Gary Phillip Reasons is a former American football linebacker for the New York Giants of the National Football League, winning Super Bowl XXI and Super Bowl XXV as a member of the team. Since his retirement as a player, he has served as a college football TV analyst for ESPN, ABC Sports & Fox Sports.
Ricky Cardell Hunley is an American football coach and former professional player who was a linebacker in the National Football League (NFL) for seven seasons during the 1980s and early 1990s. Hunley played college football for the University of Arizona, and was twice recognized as a consensus All-American. He was selected in the first round of the 1984 NFL Draft, and played professionally for the Denver Broncos, Arizona Cardinals and Los Angeles Raiders of the NFL. He is currently the defensive line coach at the University of Arizona in Tucson, his alma mater.

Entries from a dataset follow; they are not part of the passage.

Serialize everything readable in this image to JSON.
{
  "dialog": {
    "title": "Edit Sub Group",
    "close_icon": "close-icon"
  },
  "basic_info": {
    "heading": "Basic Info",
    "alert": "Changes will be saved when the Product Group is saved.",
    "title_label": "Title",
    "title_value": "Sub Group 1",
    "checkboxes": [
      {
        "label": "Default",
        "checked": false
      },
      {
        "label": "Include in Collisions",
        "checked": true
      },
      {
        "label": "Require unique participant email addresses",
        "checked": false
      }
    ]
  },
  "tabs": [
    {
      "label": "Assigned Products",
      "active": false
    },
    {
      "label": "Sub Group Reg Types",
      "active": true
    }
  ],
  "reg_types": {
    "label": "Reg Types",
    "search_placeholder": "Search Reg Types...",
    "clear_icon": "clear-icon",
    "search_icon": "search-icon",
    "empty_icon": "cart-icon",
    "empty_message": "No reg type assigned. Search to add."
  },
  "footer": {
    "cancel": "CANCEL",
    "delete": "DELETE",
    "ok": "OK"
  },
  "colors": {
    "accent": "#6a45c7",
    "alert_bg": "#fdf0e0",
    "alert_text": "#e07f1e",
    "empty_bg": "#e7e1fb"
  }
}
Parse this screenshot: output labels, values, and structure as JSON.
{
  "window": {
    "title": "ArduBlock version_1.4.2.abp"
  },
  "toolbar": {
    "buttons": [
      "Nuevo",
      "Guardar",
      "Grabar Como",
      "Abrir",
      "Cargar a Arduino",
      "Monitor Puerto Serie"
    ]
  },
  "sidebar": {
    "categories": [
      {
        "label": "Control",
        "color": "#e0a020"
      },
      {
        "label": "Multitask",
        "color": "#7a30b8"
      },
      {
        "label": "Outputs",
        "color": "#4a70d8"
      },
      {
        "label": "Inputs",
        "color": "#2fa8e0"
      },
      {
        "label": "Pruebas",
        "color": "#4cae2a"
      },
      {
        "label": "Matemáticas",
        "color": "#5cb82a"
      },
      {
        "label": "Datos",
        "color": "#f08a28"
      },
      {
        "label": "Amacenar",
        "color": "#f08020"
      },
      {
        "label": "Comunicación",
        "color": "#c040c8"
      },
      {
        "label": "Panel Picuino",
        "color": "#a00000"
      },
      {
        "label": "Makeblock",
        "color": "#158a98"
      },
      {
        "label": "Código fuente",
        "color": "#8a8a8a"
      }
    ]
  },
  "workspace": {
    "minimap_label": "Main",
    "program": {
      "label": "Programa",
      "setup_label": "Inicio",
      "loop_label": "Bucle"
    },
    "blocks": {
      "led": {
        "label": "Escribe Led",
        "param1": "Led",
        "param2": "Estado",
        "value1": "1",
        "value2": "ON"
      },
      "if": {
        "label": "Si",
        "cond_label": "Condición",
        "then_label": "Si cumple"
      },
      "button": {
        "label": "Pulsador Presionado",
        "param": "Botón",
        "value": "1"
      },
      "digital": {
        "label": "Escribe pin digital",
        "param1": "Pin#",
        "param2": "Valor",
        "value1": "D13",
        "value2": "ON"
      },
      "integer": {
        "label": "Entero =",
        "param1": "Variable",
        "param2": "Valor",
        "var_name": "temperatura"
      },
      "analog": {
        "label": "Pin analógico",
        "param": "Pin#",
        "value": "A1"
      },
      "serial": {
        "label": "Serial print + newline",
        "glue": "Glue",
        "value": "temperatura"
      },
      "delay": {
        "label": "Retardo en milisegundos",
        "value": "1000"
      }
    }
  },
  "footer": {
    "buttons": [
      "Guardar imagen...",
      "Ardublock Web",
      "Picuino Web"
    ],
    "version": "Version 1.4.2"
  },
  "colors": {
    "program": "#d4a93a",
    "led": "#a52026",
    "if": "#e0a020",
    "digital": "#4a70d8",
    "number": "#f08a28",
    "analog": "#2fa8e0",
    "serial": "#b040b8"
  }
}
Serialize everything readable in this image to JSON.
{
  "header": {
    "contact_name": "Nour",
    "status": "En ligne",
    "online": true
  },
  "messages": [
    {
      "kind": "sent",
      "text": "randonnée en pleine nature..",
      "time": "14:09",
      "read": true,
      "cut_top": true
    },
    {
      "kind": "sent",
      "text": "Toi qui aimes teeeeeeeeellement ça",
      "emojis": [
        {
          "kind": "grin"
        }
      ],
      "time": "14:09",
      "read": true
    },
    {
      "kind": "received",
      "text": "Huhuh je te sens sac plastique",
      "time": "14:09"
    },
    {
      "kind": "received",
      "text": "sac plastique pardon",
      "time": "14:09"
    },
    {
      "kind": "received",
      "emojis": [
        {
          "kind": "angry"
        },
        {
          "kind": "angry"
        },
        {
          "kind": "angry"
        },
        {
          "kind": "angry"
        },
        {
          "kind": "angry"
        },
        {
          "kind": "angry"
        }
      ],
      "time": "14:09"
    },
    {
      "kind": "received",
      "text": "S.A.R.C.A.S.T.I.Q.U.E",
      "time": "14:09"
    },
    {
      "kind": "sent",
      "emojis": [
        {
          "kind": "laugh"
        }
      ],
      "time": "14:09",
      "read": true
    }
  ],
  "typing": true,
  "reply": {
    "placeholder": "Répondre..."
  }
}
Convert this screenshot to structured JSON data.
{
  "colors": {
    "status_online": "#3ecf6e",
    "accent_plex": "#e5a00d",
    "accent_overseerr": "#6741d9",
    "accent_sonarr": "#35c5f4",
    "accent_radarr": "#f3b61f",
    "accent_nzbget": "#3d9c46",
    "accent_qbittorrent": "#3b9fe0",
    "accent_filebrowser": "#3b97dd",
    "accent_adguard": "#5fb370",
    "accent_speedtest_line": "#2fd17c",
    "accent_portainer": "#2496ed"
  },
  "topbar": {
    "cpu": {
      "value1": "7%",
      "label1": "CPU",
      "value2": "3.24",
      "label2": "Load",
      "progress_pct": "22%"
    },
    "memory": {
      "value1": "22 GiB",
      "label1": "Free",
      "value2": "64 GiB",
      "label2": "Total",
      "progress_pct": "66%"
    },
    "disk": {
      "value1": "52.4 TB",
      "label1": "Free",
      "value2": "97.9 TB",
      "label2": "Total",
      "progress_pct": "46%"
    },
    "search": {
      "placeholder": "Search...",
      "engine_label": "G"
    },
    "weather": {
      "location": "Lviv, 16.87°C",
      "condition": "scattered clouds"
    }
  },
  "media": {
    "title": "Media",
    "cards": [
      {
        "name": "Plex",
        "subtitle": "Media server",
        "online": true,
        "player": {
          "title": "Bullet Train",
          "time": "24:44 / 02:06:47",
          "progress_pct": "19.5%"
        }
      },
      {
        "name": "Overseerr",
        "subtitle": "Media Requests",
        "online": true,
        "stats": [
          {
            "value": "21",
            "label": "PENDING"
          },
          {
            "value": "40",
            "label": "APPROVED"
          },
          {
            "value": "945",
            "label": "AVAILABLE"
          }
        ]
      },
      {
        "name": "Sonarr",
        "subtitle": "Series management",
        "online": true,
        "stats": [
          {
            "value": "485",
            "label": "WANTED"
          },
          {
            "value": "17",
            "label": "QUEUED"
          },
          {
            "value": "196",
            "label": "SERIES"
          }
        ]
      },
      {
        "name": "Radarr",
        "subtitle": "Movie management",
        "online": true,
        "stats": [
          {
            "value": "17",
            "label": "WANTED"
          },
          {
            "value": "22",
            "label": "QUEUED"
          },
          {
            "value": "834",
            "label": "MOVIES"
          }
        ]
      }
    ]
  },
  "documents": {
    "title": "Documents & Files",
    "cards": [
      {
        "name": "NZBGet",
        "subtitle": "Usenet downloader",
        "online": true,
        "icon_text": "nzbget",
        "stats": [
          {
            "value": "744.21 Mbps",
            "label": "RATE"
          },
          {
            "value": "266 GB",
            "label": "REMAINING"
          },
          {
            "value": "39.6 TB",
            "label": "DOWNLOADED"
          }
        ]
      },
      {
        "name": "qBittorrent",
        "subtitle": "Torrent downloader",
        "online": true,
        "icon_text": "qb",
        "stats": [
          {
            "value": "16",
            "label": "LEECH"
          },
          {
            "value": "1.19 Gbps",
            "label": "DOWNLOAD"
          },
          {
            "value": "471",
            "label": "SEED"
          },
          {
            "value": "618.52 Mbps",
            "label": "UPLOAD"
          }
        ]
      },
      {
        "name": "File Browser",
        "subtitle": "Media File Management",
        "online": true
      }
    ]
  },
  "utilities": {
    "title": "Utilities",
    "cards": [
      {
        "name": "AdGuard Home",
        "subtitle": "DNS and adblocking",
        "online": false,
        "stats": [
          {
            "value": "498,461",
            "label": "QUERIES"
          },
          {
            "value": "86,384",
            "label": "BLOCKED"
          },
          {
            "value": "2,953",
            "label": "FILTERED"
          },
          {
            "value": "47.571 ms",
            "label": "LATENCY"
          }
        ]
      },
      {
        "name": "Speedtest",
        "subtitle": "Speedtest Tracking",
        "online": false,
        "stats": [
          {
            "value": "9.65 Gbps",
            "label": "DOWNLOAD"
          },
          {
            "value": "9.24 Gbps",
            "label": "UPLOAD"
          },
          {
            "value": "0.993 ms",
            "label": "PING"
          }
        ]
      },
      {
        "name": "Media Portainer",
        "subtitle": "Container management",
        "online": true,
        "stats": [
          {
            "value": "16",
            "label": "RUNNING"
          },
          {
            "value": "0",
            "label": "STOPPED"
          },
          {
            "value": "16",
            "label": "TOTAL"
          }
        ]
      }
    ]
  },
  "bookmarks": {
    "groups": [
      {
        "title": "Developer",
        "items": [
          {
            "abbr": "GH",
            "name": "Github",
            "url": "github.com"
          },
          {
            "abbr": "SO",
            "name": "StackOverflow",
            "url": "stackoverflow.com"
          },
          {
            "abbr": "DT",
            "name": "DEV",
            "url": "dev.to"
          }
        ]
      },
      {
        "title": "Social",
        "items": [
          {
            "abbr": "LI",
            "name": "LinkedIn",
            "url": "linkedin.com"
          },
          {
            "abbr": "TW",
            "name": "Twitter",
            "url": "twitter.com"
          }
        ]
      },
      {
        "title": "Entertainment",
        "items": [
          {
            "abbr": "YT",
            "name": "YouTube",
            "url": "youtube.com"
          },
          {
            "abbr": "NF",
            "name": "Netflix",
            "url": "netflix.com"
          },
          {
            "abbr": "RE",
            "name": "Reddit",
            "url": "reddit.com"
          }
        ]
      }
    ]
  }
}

Blue is the official mascot of the Indianapolis Colts professional American football team of the National Football League. He is an anthropomorphic blue horse who wears a white Colts jersey with a horseshoe on the front. He was first introduced on September 17, 2006 in the Colts' first home regular season game against the Houston Texans at the RCA Dome, in which they won 43–24. Indianapolis would go on to win Super Bowl XLI at the end of Blue's first season, defeating the Chicago Bears and winning their first Super Bowl since arriving in Indianapolis.
Barry Todd Wilburn is a former professional American football player who was drafted by the Washington Redskins in the eighth round of the 1985 NFL Draft. A 6'3", 186-lb. cornerback from the University of Mississippi, Wilburn played in eight NFL seasons from 1985 to 1996 and in two CFL seasons for the Saskatchewan Roughriders and the British Columbia Lions. He played in one final season in 1999 for the Winnipeg Blue Bombers before retiring.